The group began reaching out to local schools, and soon, their interactive science demonstrations were in high demand. Today, SOS contains over 60 students and faculty, 11 board members, and has served nearly 2,500 students at schools, daycares, Boys & Girls clubs, and science fairs in the Portland-metro area.  

Widenhorn, who founded the group after participating in a local OMSI Science Pub, presented another pub lecture, “The Physics of Ballet,” along with SOS board members Will Porter, Justin Dunlap, Lester Lampert, Elliot Mylott, and in collaboration with the The Oregon Ballet Theater, to a packed crowd at the Baghdad Theater last fall. With the success of the performance, the group has been invited to present the show to a national audience at the American Association of Physics Teachers (AAPT) conference this summer at the Newmark Theater.
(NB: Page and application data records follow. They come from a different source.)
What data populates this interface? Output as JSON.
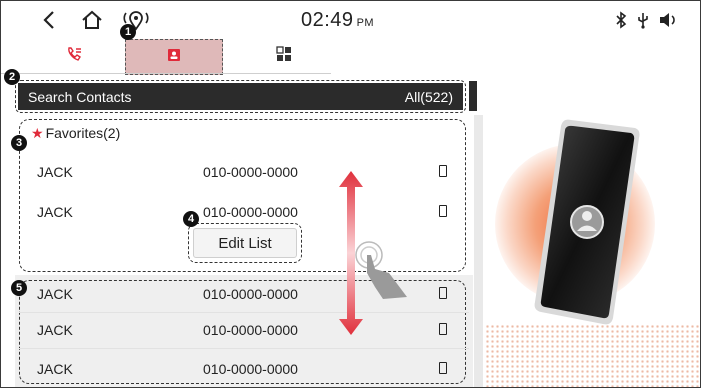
{
  "status_bar": {
    "time": "02:49",
    "ampm": "PM"
  },
  "tabs": [
    {
      "name": "call-history",
      "icon": "call-log-icon"
    },
    {
      "name": "contacts",
      "icon": "contacts-icon",
      "selected": true
    },
    {
      "name": "keypad",
      "icon": "keypad-icon"
    }
  ],
  "search": {
    "label": "Search Contacts",
    "count": "All(522)"
  },
  "favorites": {
    "title": "Favorites(2)",
    "rows": [
      {
        "name": "JACK",
        "number": "010-0000-0000"
      },
      {
        "name": "JACK",
        "number": "010-0000-0000"
      }
    ],
    "edit_label": "Edit List"
  },
  "contacts": {
    "rows": [
      {
        "name": "JACK",
        "number": "010-0000-0000"
      },
      {
        "name": "JACK",
        "number": "010-0000-0000"
      },
      {
        "name": "JACK",
        "number": "010-0000-0000"
      }
    ]
  },
  "callouts": [
    "1",
    "2",
    "3",
    "4",
    "5"
  ],
  "colors": {
    "accent_red": "#e02a3a",
    "selected_tab": "#dfb9b9",
    "search_bar": "#2b2b2b"
  }
}
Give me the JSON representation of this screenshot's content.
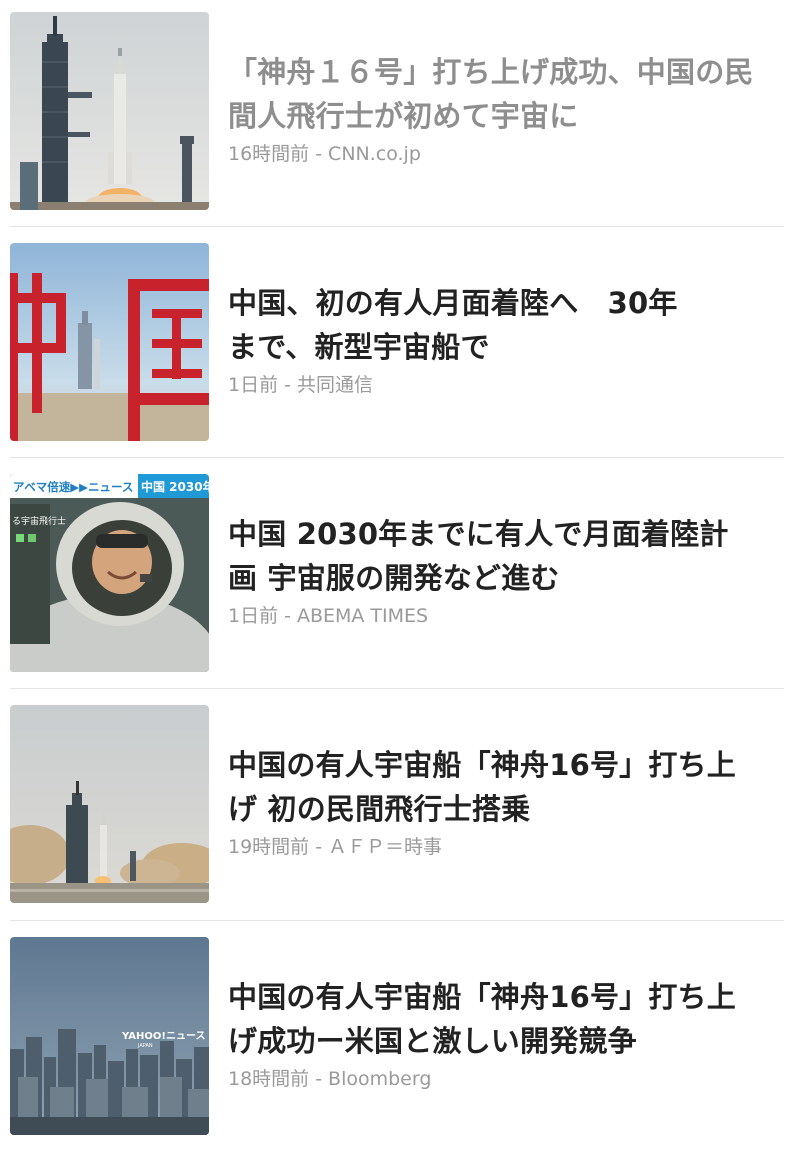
{
  "articles": [
    {
      "headline_line1": "「神舟１６号」打ち上げ成功、中国の民",
      "headline_line2": "間人飛行士が初めて宇宙に",
      "time": "16時間前",
      "separator": "-",
      "source": "CNN.co.jp",
      "read": true,
      "thumbnail": "rocket-launch-pad-photo"
    },
    {
      "headline_line1": "中国、初の有人月面着陸へ　30年",
      "headline_line2": "まで、新型宇宙船で",
      "time": "1日前",
      "separator": "-",
      "source": "共同通信",
      "read": false,
      "thumbnail": "china-sign-rocket-photo"
    },
    {
      "headline_line1": "中国 2030年までに有人で月面着陸計",
      "headline_line2": "画 宇宙服の開発など進む",
      "time": "1日前",
      "separator": "-",
      "source": "ABEMA TIMES",
      "read": false,
      "thumbnail": "astronaut-in-helmet-photo",
      "thumb_banner_left": "アベマ倍速▶▶ニュース",
      "thumb_banner_right": "中国 2030年",
      "thumb_caption": "る宇宙飛行士"
    },
    {
      "headline_line1": "中国の有人宇宙船「神舟16号」打ち上",
      "headline_line2": "げ 初の民間飛行士搭乗",
      "time": "19時間前",
      "separator": "-",
      "source": "ＡＦＰ＝時事",
      "read": false,
      "thumbnail": "rocket-liftoff-smoke-photo"
    },
    {
      "headline_line1": "中国の有人宇宙船「神舟16号」打ち上",
      "headline_line2": "げ成功ー米国と激しい開発競争",
      "time": "18時間前",
      "separator": "-",
      "source": "Bloomberg",
      "read": false,
      "thumbnail": "city-skyline-photo",
      "thumb_watermark": "YAHOO!ニュース",
      "thumb_watermark_sub": "JAPAN"
    }
  ]
}
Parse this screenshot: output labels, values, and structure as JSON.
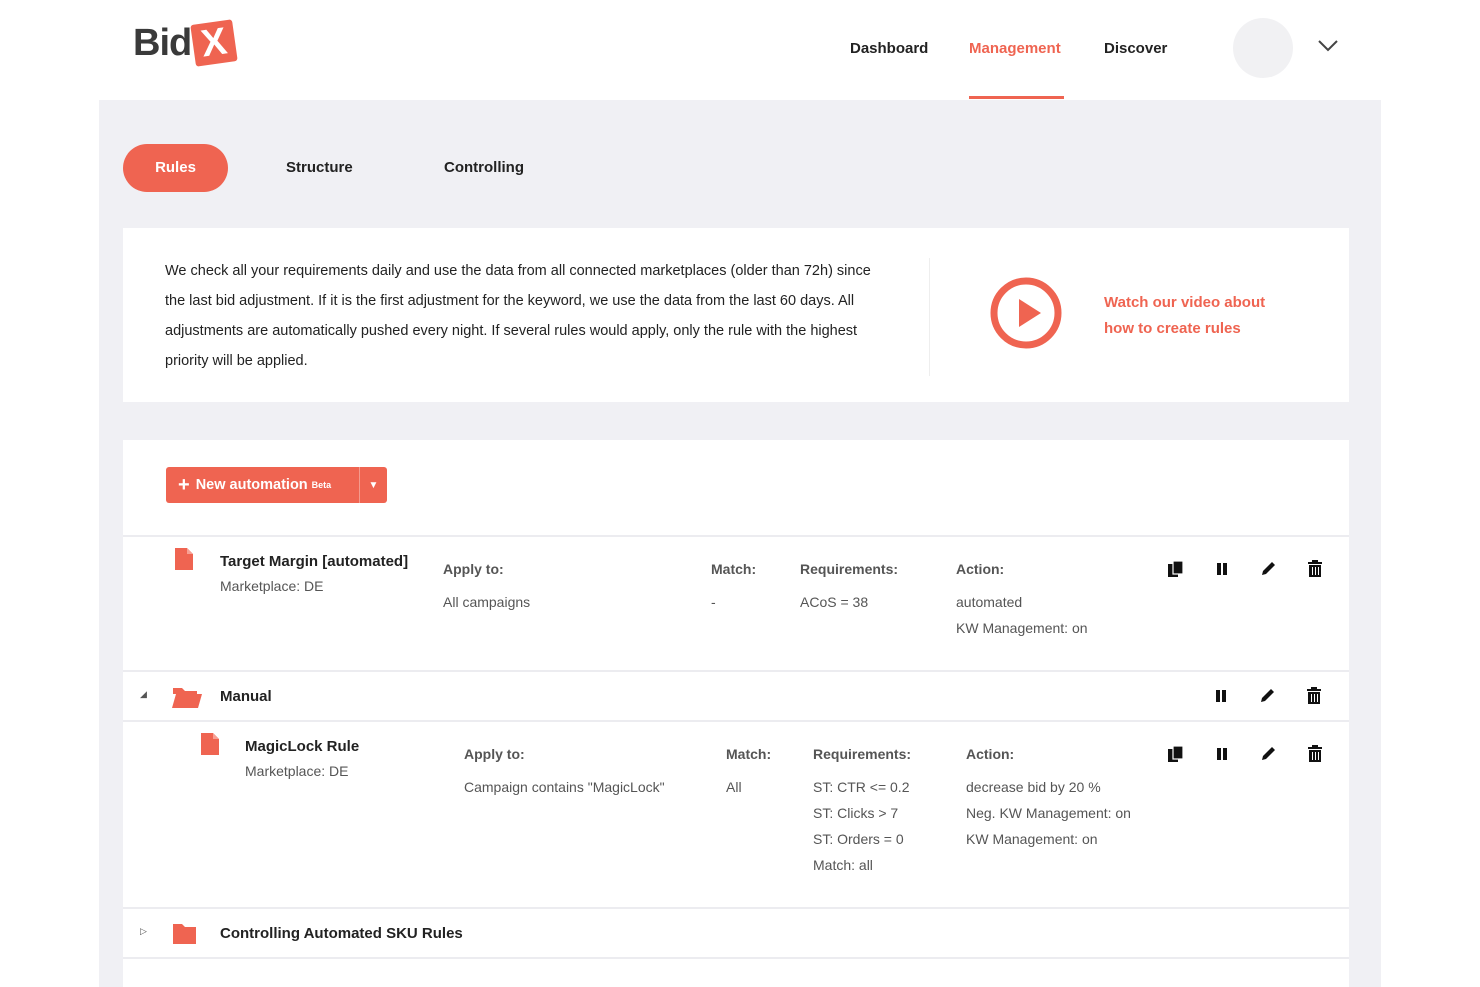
{
  "header": {
    "logo_text": "Bid",
    "logo_mark": "X",
    "nav": [
      "Dashboard",
      "Management",
      "Discover"
    ],
    "active_nav": "Management",
    "brand_color": "#ef6451"
  },
  "tabs": [
    "Rules",
    "Structure",
    "Controlling"
  ],
  "info": {
    "text": "We check all your requirements daily and use the data from all connected marketplaces (older than 72h) since the last bid adjustment. If it is the first adjustment for the keyword, we use the data from the last 60 days. All adjustments are automatically pushed every night. If several rules would apply, only the rule with the highest priority will be applied.",
    "video_line1": "Watch our video about",
    "video_line2": "how to create rules"
  },
  "new_automation": {
    "label": "New automation",
    "badge": "Beta"
  },
  "rules": [
    {
      "title": "Target Margin [automated]",
      "marketplace": "Marketplace: DE",
      "apply_head": "Apply to:",
      "apply": "All campaigns",
      "match_head": "Match:",
      "match": "-",
      "req_head": "Requirements:",
      "requirements": [
        "ACoS = 38"
      ],
      "action_head": "Action:",
      "actions": [
        "automated",
        "KW Management: on"
      ]
    },
    {
      "title": "MagicLock Rule",
      "marketplace": "Marketplace: DE",
      "apply_head": "Apply to:",
      "apply": "Campaign contains \"MagicLock\"",
      "match_head": "Match:",
      "match": "All",
      "req_head": "Requirements:",
      "requirements": [
        "ST: CTR <= 0.2",
        "ST: Clicks > 7",
        "ST: Orders = 0",
        "Match: all"
      ],
      "action_head": "Action:",
      "actions": [
        "decrease bid by 20 %",
        "Neg. KW Management: on",
        "KW Management: on"
      ]
    }
  ],
  "folders": [
    {
      "name": "Manual",
      "expanded": true
    },
    {
      "name": "Controlling Automated SKU Rules",
      "expanded": false
    }
  ],
  "icons": [
    "copy-icon",
    "pause-icon",
    "edit-icon",
    "trash-icon",
    "play-icon",
    "file-icon",
    "folder-icon",
    "chevron-down-icon"
  ]
}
The program is having an impact on local schools, whose funding has been cut but who still face the challenge of meeting state-mandated science concepts:

“This program is so valuable and important. . . [it] brought free, relevant, hands-on science instruction and resources to the classroom. This, in my mind, is the best form of education: when all the pieces are tied together to offer students a complete package of learning.” – Jennifer, Vernon Elementary School parent and former teacher.

“I want to show students and the community that science goes beyond the volcano,” says Misti Byrd, SOS President and 2012 Biology graduate. Even after graduating, Byrd continues to volunteer her time with the group, helping to organize demonstrations like building a cannon from soup cans and experimenting making snow. Through SOS, Byrd has taught others as well as herself: “Physics was a challenging subject for me and this has been an opportunity for me to address that challenge.”

SOS, now officially recognized as a student club by the Student Activities and Leadership Program, has also helped many PSU students to improve their public speaking skills. They even have plans to collaborate with the PSU Theater department on creating science skits that they can perform in the classroom. 

For more information about the Science Outreach Society, visit: